Day 17 of the trial for Freedom Convoy leaders Tamara Lich and Chris Barber resumed on Monday in an Ottawa court with the Crown calling forth the last of its eight civilian witnesses.
Justice Heather Perkins-McVey told Crown witness Zexi Li, who was a key plaintiff in having a horn-honking injunction placed against the Freedom Convoy last year, to use the words “’protest’ and ‘demonstration’” instead of calling the Freedom Convoy an “occupation.”
During her testimony, Li, who is a 23-year-old Chinese-born government employee, claimed that the Freedom Convoy was “difficult” as well as “impossible” to deal with, complaining about large levels of “noise.”
“The level of noise that was present and the effects as a result of the occupation,” she said, according to reports.
“It was difficult to live as a human being and disruptions trying to work and lack of sleep and other effects of the occupation,” she added.
Barber’s defense counsel Diane Magas quickly took issue with Li using the word “occupation.”
This resulted in Perkins-McVey warning Li, “We have been using ‘protest’ and ‘demonstration.’”
Li, however, appeared not to listen, saying “Well I feel it was an…” which then caused the defense counsel to object, resulting in her being asked to leave the court.
Magas said she was asking the court to tell the witness to use “the word ‘protest.’”
“‘Occupation’ is inflammatory.

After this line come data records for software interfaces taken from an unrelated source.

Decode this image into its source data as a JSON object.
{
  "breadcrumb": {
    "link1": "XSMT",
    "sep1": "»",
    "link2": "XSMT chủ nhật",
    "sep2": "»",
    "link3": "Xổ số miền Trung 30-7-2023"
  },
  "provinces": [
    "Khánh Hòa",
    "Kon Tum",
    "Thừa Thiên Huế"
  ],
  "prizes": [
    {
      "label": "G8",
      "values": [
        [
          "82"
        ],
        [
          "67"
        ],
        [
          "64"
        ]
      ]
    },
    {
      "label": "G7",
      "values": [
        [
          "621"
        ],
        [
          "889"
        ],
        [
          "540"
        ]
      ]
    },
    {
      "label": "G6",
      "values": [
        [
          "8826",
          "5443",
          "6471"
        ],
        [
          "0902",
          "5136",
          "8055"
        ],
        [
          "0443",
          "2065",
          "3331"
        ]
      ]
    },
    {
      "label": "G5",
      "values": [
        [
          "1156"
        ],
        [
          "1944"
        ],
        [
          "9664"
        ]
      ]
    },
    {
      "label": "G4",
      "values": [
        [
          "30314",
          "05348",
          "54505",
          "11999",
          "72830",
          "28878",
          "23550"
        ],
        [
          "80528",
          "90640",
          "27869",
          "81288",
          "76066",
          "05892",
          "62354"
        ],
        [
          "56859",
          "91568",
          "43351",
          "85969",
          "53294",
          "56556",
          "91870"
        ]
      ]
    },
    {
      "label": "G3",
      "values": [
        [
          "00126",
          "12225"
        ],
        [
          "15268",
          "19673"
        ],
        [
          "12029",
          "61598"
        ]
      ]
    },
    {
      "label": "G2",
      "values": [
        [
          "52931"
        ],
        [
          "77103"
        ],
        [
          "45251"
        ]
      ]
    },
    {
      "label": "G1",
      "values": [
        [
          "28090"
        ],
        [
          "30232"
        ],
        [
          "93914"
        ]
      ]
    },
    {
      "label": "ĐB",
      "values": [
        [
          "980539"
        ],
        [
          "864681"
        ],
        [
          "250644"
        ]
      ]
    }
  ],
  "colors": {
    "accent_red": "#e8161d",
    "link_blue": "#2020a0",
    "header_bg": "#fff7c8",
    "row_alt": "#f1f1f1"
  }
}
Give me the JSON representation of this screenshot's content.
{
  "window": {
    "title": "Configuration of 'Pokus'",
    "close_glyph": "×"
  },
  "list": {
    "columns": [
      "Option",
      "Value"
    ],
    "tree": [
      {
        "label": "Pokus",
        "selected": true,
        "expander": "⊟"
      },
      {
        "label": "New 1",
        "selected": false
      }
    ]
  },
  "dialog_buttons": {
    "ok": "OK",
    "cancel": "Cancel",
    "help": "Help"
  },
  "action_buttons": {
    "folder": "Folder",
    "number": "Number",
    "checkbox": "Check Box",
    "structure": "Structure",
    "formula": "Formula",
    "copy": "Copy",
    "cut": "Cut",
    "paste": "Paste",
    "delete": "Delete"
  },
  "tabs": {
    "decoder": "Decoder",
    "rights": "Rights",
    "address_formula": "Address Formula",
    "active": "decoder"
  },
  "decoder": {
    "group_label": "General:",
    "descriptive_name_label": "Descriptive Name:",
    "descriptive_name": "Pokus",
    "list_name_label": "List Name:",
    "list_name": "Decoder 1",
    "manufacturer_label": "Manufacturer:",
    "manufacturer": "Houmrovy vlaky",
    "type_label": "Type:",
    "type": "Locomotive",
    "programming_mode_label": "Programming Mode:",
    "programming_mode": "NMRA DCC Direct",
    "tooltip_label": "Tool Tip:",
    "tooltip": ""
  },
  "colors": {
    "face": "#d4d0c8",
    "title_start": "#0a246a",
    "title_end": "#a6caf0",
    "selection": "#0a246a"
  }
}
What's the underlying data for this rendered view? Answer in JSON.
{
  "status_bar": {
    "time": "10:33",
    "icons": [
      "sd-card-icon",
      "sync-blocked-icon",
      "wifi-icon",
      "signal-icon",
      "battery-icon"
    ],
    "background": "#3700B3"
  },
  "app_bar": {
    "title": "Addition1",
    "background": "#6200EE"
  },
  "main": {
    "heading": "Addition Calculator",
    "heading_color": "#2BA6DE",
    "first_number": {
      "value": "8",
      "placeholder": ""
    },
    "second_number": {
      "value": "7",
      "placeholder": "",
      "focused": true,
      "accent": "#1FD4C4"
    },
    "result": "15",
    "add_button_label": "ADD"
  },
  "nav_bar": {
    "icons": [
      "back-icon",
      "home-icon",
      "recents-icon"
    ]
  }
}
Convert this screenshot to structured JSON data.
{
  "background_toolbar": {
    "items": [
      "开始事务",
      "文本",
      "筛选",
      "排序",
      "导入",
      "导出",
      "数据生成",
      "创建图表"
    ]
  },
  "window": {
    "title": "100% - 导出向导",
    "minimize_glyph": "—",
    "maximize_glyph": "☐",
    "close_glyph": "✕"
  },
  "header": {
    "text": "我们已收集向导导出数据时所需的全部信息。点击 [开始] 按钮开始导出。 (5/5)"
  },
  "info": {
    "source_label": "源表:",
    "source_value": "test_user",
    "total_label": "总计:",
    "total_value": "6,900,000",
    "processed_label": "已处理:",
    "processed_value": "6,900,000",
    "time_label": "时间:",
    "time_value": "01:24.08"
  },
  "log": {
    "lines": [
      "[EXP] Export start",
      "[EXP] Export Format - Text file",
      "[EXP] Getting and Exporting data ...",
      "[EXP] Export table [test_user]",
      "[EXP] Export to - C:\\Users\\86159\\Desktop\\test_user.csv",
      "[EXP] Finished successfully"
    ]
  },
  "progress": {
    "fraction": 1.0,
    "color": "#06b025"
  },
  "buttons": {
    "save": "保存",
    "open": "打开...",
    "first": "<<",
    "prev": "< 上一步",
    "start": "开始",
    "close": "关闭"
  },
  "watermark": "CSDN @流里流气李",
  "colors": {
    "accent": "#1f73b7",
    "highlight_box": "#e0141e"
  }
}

There are people living under real occupation,” Magas noted.
Perkins-McVey then said that Li needs to be asked to “understand it will detract from her credibility if she continues to use this word.”
Lich’s defense counsel Lawrence Greenspon interjected as well, saying that it was not up to Li to “determine” whether the Freedom Convoy was a form of occupation.
Perkins-McVey then suggested Li use “protest or demonstration.”
Which term she chooses, is “up to her,” she noted.
The trial of Lich and Barber resumed last Wednesday after a hiatus of nearly three weeks, seeing the judge agreeing to allow the government to call eight more witnesses despite strong objections by the defense.
On that day, Perkins-McVey struck down a defense application calling for eight Crown civilian witnesses, who are downtown Ottawa residents and business owners, to not be allowed to testify.
During testimony last Thursday and Friday, Perkins-McVey was swift to take issue with the Crown witnesses’ testimony. She reminded the Crown that its line of questioning to its witnesses should result in them giving answers that are based on observational facts rather than on personal feelings regarding the protests.
After much back-and-forth Crown witness agrees to not call Freedom Convoy an ‘occupation’
When Li came back to the court, Perkins-McVey told her directly, “I would prefer you use the words protest or demonstration, when the lawyers object, it is for me to rule and not for you to answer.”
Li replied by saying, “Okay.”
The last few days of the trial has seen civilian Crown witnesses give their recounts of the Freedom Convoy; however, Perkins-McVey has taken issue with the personal nature of the testimony, telling the Crown its witnesses must give their direct observation instead.
When Li continued with her testimony, she said that while there was some relief from the horn honking after the injunction, it came back later.
“I recall a collective resounding honk, at 6:55 in the morning. And more scheduled,” Li stated to the court.
At this point Magas objected, saying that she was speculating at that point.
Perkins-McVey said “Right,” adding, “Only what you heard.”
Li claimed that she was not “speculating, the times were less sporadic, honking at the same moment rather than being spread out.”
“I recall it being on the hour, one instance I mentioned was at 6:55 and 7 a.m.,” she said.
Remarkably, Li again used the word “occupation” but corrected herself to call it a “demonstration.”
She claimed that horn honking was not just from motor vehicles, but sounded like “an air raid [siren] and train horns.”
The Crown’s lawyer then asked Li if she saw an “air raid horn.”
Li said she did not see it, but that it was “under a tarp.”
Lich and Barber are facing multiple charges from the 2022 protests, including mischief, counseling mischief, counseling intimidation and obstructing police for taking part in and organizing the anti-mandate Freedom Convoy. As reported by LifeSiteNews at the time, despite the non-violent nature of the protest and the charges, Lich was jailed for weeks before she was granted bail.
The Democracy Fund, which is crowdfunding Lich’s legal costs, has produced extensive reports detailing the day-to-day proceedings of the trial which can be viewed here.